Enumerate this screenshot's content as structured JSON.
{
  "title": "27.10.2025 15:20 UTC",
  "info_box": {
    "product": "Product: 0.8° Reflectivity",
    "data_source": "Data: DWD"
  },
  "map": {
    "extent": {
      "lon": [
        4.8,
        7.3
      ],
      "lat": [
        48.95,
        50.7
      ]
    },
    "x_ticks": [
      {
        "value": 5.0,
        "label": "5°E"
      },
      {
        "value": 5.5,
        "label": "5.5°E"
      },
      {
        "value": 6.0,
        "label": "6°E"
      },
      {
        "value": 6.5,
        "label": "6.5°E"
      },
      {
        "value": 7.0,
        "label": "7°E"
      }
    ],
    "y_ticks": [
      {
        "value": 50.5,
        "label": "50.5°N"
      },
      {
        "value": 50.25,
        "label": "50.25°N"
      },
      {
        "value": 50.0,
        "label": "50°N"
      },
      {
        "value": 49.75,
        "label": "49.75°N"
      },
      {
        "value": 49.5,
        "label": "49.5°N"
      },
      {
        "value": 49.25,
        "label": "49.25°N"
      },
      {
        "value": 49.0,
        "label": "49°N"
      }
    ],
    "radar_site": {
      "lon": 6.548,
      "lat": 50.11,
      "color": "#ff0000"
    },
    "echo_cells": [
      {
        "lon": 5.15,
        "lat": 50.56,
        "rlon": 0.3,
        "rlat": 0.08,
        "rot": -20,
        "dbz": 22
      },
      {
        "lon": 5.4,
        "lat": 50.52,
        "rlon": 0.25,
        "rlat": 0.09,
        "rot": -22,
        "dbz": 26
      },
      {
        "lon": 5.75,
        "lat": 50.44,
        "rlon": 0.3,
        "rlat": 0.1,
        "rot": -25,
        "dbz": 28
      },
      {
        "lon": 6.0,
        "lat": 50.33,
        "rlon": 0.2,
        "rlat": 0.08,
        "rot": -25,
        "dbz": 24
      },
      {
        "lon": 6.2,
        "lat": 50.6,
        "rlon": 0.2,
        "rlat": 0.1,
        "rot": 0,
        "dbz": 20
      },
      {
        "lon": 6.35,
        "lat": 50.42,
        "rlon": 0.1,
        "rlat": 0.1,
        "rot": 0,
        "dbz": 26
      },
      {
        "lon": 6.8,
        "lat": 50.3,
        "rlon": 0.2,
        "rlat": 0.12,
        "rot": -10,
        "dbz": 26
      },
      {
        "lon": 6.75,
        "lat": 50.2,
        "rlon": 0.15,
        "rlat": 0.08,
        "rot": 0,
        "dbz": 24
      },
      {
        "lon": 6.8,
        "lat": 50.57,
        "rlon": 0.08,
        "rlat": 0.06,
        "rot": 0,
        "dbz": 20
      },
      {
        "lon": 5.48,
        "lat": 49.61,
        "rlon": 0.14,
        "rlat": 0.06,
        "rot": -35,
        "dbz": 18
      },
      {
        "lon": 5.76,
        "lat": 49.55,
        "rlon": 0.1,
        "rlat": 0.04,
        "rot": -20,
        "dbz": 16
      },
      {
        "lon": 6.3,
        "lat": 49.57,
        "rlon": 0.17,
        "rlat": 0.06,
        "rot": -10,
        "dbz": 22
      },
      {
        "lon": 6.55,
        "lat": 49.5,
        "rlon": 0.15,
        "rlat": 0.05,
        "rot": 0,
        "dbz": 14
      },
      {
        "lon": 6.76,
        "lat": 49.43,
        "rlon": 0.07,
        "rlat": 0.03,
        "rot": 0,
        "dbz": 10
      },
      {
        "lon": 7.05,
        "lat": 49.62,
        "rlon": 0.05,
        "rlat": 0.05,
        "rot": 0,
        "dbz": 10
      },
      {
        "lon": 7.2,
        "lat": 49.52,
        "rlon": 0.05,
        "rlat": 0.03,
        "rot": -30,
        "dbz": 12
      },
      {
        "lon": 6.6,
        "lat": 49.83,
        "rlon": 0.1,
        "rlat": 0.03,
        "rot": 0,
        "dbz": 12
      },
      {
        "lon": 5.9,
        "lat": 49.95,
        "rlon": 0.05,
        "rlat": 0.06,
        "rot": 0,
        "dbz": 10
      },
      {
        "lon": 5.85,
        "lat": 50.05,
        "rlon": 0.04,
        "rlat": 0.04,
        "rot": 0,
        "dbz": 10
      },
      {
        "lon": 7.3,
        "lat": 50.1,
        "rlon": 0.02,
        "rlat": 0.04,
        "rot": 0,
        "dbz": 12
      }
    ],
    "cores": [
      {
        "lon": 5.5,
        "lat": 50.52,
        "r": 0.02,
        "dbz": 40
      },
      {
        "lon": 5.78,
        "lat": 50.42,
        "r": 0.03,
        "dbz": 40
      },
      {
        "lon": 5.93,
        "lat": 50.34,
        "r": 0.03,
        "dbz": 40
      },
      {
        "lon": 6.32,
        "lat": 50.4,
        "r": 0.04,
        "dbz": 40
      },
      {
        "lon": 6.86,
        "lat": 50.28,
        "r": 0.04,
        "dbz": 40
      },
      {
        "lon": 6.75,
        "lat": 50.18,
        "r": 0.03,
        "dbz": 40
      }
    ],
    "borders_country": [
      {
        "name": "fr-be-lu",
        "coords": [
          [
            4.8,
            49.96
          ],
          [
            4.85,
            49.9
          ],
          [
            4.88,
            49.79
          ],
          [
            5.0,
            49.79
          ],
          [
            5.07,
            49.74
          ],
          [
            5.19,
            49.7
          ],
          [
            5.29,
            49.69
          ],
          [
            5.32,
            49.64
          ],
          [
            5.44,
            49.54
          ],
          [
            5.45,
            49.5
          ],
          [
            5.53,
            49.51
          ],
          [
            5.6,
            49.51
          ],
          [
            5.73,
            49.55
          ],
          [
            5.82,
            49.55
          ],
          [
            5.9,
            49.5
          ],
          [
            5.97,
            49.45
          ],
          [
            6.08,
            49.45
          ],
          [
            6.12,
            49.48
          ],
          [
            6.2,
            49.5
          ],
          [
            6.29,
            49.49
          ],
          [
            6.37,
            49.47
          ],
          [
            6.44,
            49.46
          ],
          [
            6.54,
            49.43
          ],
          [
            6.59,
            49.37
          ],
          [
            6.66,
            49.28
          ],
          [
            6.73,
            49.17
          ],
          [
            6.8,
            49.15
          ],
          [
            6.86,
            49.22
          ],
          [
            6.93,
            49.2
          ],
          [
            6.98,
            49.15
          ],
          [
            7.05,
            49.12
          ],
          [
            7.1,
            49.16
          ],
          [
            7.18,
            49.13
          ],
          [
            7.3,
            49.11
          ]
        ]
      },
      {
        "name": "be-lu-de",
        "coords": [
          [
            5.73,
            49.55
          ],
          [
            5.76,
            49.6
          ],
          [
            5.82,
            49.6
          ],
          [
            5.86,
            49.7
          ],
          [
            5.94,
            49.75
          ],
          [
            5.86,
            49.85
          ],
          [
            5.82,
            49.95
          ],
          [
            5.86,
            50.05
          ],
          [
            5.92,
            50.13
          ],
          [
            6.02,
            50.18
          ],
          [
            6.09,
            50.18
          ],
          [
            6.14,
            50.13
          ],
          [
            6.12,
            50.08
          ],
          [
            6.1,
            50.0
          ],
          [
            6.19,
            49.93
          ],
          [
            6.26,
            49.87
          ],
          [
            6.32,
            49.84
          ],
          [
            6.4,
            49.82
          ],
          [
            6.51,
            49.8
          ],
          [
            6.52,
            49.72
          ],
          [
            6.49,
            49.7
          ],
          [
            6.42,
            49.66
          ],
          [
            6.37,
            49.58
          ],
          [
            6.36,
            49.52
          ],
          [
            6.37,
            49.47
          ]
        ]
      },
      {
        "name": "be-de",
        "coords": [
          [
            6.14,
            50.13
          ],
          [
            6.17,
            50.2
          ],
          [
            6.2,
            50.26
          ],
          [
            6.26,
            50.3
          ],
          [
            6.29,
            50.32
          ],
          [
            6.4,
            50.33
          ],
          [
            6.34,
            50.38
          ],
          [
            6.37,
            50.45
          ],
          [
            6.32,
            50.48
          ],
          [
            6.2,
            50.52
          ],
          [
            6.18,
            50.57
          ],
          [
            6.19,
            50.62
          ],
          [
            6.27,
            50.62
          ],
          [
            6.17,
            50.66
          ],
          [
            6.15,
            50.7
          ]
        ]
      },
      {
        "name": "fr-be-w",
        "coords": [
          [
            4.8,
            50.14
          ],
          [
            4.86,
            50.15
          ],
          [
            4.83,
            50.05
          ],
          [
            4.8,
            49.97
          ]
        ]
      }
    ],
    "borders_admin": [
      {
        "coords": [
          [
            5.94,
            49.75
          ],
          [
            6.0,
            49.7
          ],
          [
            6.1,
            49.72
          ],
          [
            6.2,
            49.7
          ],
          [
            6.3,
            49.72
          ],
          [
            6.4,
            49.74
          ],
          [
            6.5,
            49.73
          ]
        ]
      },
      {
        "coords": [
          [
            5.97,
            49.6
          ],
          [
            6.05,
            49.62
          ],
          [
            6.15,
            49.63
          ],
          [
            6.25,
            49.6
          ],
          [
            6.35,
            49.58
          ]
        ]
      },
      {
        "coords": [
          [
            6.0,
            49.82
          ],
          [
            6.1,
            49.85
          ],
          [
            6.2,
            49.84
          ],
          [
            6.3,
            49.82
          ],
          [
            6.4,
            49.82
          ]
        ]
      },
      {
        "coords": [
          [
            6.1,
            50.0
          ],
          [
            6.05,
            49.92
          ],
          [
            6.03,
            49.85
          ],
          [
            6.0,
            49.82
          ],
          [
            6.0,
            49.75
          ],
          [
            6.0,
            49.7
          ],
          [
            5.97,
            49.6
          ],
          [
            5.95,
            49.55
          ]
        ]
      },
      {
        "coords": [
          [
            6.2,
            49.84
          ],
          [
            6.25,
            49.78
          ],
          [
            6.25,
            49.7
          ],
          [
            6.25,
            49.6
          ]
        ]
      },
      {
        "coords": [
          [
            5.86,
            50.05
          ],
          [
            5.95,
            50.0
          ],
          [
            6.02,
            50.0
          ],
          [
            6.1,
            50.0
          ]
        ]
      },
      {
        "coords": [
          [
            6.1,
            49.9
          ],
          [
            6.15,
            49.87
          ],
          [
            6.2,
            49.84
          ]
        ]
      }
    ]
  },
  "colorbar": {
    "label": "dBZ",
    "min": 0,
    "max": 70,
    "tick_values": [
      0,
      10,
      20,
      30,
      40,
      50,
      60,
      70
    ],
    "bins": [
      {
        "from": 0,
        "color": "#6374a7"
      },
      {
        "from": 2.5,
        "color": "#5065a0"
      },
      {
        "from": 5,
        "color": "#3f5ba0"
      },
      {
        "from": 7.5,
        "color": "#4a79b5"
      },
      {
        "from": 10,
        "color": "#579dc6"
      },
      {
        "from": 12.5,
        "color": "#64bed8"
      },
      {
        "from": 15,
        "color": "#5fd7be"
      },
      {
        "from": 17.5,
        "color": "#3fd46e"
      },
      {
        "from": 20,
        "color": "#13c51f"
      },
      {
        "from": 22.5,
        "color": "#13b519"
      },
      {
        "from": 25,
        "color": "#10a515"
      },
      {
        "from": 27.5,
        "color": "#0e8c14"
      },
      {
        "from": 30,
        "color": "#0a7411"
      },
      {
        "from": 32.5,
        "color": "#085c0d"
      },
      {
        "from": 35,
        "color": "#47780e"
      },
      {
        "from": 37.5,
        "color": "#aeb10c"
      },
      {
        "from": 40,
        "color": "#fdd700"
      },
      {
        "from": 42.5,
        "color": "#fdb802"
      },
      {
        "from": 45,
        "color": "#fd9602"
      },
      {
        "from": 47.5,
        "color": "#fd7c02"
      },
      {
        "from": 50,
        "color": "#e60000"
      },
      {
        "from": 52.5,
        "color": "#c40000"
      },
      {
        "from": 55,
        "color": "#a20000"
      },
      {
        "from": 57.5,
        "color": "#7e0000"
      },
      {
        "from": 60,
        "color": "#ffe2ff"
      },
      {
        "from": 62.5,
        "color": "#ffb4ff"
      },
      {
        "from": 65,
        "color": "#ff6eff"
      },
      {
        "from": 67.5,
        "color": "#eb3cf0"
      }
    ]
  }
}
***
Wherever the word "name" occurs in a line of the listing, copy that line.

**SOLUTION FOR THIS EXERCISE**
        "name": "fr-be-lu",
        "name": "be-lu-de",
        "name": "be-de",
        "name": "fr-be-w",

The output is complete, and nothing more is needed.